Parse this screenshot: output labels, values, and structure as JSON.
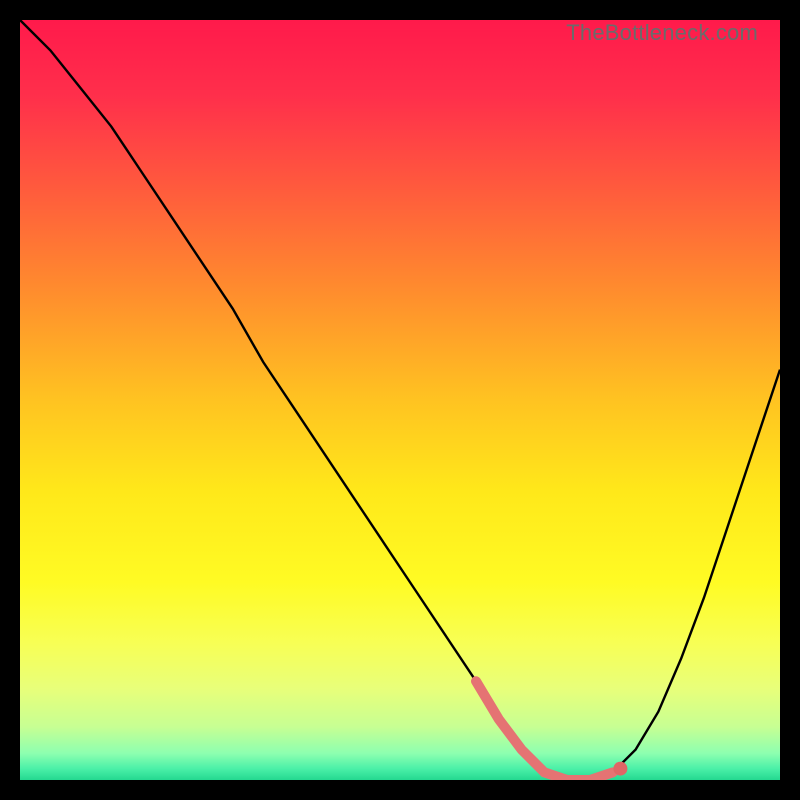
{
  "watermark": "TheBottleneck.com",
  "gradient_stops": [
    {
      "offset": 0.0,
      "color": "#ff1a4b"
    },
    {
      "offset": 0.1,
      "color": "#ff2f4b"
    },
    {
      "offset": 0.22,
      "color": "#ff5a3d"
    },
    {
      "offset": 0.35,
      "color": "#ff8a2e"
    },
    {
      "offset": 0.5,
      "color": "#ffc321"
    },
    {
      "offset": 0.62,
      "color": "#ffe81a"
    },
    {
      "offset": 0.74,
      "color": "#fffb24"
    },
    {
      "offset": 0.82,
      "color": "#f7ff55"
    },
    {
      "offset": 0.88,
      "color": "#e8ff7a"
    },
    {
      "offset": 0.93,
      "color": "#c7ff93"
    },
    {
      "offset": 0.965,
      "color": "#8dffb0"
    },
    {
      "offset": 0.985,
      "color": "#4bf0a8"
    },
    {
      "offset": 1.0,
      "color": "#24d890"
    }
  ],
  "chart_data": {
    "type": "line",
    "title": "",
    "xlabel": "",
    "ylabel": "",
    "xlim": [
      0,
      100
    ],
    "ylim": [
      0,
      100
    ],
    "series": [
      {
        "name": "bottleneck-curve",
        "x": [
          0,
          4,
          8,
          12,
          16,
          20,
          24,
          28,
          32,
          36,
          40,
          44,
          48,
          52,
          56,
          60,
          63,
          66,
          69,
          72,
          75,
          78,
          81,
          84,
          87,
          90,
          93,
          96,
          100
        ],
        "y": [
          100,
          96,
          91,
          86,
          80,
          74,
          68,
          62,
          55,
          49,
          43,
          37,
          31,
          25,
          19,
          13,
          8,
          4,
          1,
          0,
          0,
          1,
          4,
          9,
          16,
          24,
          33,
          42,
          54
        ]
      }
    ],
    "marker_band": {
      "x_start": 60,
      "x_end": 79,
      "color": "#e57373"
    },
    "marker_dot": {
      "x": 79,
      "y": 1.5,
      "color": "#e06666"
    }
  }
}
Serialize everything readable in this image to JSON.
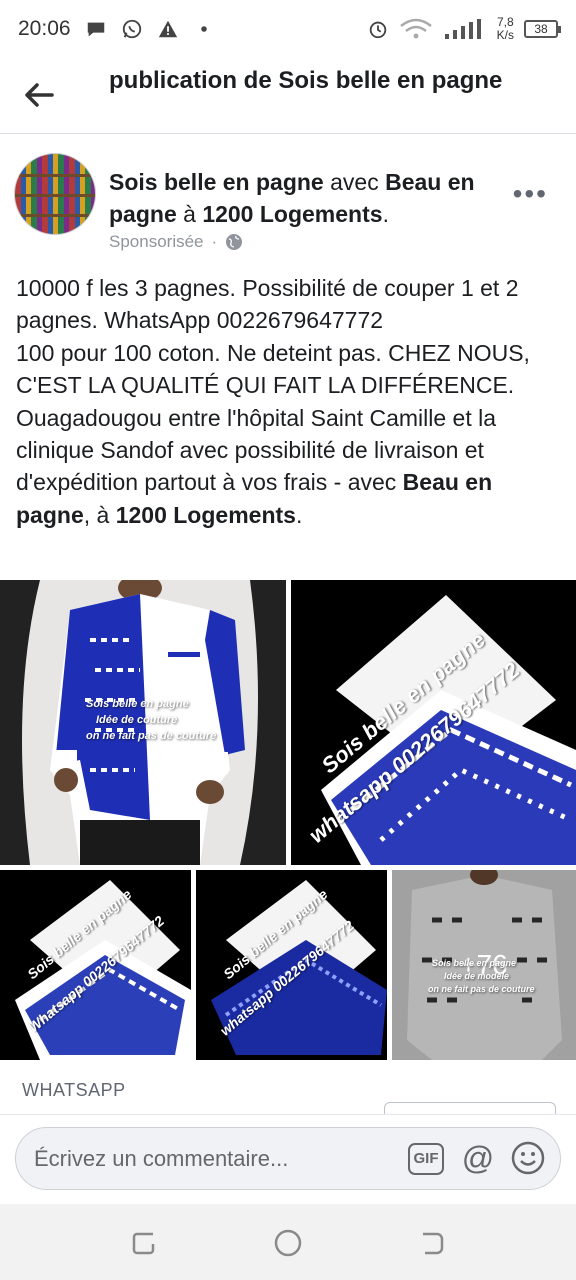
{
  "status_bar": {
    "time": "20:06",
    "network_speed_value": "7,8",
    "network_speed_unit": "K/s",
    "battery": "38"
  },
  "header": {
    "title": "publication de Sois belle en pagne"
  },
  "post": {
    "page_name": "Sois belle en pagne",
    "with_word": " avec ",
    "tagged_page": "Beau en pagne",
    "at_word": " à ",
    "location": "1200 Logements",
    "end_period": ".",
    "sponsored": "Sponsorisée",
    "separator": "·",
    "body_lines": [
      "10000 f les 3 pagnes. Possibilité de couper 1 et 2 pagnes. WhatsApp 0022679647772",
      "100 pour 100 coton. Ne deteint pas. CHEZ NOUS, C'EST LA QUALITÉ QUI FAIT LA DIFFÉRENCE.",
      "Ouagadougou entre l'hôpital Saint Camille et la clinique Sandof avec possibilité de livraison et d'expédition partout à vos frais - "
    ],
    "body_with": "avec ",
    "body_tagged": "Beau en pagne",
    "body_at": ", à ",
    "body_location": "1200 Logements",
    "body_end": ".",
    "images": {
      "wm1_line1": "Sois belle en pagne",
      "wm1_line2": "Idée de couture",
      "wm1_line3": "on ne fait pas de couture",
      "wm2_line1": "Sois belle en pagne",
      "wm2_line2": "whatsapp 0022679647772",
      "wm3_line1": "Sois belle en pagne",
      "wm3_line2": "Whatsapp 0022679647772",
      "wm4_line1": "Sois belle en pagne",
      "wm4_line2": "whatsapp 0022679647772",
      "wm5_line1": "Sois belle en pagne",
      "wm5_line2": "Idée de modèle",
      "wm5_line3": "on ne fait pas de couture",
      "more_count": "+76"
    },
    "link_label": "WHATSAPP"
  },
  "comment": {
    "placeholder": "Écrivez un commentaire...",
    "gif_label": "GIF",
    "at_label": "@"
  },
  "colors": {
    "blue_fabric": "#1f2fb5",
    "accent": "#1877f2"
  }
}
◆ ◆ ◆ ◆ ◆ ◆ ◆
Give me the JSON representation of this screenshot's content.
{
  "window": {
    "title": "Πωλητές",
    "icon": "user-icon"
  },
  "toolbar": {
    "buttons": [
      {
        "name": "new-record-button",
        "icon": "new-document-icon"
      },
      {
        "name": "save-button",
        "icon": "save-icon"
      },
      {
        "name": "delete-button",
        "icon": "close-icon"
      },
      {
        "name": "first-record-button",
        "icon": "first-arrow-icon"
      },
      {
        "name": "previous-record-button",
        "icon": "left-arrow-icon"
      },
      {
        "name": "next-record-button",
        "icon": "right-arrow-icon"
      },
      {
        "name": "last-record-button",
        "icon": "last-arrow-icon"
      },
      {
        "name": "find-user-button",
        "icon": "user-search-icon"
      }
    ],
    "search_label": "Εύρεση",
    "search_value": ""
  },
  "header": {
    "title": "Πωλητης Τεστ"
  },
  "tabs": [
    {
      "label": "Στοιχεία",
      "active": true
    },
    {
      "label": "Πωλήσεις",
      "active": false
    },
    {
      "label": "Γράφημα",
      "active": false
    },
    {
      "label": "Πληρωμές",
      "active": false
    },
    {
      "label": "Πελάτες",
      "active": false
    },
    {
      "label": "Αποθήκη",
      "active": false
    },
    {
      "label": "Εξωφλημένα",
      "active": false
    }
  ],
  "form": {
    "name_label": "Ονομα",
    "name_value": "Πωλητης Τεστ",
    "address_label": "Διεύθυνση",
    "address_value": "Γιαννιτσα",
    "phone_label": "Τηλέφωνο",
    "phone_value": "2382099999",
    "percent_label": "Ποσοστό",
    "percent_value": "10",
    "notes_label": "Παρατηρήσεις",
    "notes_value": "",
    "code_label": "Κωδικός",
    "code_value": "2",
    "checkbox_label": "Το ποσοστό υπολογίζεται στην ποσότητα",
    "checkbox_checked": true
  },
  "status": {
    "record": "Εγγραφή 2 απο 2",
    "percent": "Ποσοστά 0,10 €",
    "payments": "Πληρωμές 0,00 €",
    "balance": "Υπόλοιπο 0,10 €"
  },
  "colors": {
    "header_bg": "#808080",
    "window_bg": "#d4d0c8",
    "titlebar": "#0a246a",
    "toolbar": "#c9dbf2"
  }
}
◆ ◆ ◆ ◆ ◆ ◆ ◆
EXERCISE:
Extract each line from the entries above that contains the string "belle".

SOLUTION FOR THIS TASK:
    "title": "publication de Sois belle en pagne"
    "page_name": "Sois belle en pagne",
      "wm1_line1": "Sois belle en pagne",
      "wm2_line1": "Sois belle en pagne",
      "wm3_line1": "Sois belle en pagne",
      "wm4_line1": "Sois belle en pagne",
      "wm5_line1": "Sois belle en pagne",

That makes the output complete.